Most of the labels that were coined after the terrorist attacks of September 11, 2001 are succinct and direct: “heroes,” “responders,” “martyrs,” and “evil-doers” all come to mind. Each conveys instantly and without ambiguity who is being talked about. But 15 years later, there is one category still in search of a rubric. What do we call the people who were here that day, who fled from their homes and places of business in fear of their lives, and then came back to carry on?
There are any number of epithets that would be eloquent, but incomplete: Victims? Refugees? Returnees? Rebuilders? What we have settled on is “survivors.” Like all the best improvisations of language, it is imperfect, but it works. We might have perished, but we did not. We might never have returned, but we did. This community might have gone back to its previous existence as a business district, but instead continued to thrive as a residential enclave. Rather that being remembered as a place where thousands died, it is now known as a place where tens of thousands live.
In this sense, “survivors” is not the word is appears to be, meaning “those who continued to live.” That implies too passive a role, connoting merely people who did not do something else, such as die or move away. For Lower Manhattan in the first 15 years of this century, it denotes a more active and determined role: people who were scattered, but coalesced into a community once more, people who sustained and continued something that might have been lost.
Survivors will gather tomorrow (Sunday, September 11) for what has become their de facto memorial service, at the Manhattan Youth Downtown Community Center (120 Warren Street, near the corner of West Street). There will be shared reflections, and a collective giving of thanks, along with refreshments, and chamber music by the Tribeca Players. The observance begins at 2:00 pm.
The Museum of Jewish Heritage — A Living Memorial to the Holocaust will also welcome guests (with no admission charge), from 10:00 am through 5:45 pm. The Museum’s theme for the day is “Zai-kher tsaddik livrakha”: “May the memory of the righteous be for a blessing.”

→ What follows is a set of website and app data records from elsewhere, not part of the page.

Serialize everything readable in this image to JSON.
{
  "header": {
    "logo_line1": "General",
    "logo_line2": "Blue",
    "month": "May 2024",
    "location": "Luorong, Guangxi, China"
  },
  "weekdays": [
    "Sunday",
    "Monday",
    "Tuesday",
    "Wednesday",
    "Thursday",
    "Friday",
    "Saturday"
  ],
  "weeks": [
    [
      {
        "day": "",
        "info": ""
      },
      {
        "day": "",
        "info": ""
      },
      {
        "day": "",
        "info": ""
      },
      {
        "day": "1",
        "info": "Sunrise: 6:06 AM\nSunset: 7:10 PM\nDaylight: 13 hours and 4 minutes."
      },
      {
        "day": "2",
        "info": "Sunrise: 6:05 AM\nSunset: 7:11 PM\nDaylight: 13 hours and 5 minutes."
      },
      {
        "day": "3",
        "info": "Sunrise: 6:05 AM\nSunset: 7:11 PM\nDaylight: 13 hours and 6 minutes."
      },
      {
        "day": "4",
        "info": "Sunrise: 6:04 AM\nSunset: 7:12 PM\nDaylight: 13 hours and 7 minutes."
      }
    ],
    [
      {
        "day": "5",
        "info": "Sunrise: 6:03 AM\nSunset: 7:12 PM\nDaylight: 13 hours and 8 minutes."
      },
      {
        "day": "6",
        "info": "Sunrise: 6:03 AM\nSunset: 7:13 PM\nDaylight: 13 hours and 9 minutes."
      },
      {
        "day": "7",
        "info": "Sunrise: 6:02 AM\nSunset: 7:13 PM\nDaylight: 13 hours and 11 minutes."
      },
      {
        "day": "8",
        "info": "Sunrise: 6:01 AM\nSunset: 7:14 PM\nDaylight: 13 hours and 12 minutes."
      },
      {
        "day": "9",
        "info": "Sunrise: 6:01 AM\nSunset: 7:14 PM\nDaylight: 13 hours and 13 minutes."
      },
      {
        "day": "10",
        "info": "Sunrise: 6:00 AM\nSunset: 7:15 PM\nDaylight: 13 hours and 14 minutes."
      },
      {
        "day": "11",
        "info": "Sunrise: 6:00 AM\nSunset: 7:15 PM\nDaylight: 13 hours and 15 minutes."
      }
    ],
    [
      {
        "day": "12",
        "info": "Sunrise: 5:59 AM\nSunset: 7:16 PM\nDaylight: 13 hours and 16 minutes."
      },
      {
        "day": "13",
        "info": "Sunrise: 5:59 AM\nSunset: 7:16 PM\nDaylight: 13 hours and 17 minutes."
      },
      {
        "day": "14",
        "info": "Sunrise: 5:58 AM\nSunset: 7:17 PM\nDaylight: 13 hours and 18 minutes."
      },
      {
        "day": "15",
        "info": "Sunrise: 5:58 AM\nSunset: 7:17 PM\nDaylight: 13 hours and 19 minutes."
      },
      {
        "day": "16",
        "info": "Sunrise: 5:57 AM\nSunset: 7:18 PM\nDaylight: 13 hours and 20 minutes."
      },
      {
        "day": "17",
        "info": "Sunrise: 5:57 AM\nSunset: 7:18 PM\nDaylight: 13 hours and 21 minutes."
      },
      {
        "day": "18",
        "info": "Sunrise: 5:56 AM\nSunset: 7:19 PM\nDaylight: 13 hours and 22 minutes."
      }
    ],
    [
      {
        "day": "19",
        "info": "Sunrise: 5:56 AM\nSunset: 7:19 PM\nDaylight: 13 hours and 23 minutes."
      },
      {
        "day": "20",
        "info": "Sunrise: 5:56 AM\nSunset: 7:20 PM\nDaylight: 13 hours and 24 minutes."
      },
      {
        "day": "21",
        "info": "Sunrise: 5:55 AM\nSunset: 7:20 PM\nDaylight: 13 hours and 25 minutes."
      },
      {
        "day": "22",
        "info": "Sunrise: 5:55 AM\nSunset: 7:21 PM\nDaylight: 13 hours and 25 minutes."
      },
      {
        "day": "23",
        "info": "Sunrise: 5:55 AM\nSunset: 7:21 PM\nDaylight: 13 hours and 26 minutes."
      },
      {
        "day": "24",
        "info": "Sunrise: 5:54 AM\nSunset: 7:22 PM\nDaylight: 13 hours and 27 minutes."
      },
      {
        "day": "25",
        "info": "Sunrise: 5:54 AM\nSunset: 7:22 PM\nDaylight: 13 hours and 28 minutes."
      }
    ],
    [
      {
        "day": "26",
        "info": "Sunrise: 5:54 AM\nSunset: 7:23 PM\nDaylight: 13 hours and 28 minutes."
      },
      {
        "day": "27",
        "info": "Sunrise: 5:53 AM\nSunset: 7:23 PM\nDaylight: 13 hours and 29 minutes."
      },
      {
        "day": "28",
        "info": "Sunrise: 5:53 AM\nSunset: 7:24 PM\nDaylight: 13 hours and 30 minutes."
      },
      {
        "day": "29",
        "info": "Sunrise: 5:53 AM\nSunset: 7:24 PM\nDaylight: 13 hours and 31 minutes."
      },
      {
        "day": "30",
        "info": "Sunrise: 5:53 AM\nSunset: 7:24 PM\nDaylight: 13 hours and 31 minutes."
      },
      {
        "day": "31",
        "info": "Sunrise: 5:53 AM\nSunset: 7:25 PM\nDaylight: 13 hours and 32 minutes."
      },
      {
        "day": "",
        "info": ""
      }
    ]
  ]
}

Another opportunity for survivors to come together will be the the annual Tunnel to Towers Run, which for years has welcomed organized groups from around the United States and as far away as Europe and Asia. This year, it will include one more squad of racers, albeit from closer to home: residents of Lower Manhattan are being asked to participate as a dedicated group, for the first time. As a way of thanking the surrounding communities of Battery Park City, the Financial District, the South Street Seaport and Tribeca, the Tunnel to Towers Foundation is issuing a special invitation to the area residents to join the five-kilometer run/walk on Sunday, September 25, as a group, called “the Neighbors,” to participate as a team in the event and the afterparty that follows. Admission to the 2016 Tunnel to Towers Run for members of “the Neighbors” team is priced $60 for adults, with children participating free of charge (provided they are accompanied by an adult). To register, please browse: www.crowdrise.com/the-neighbors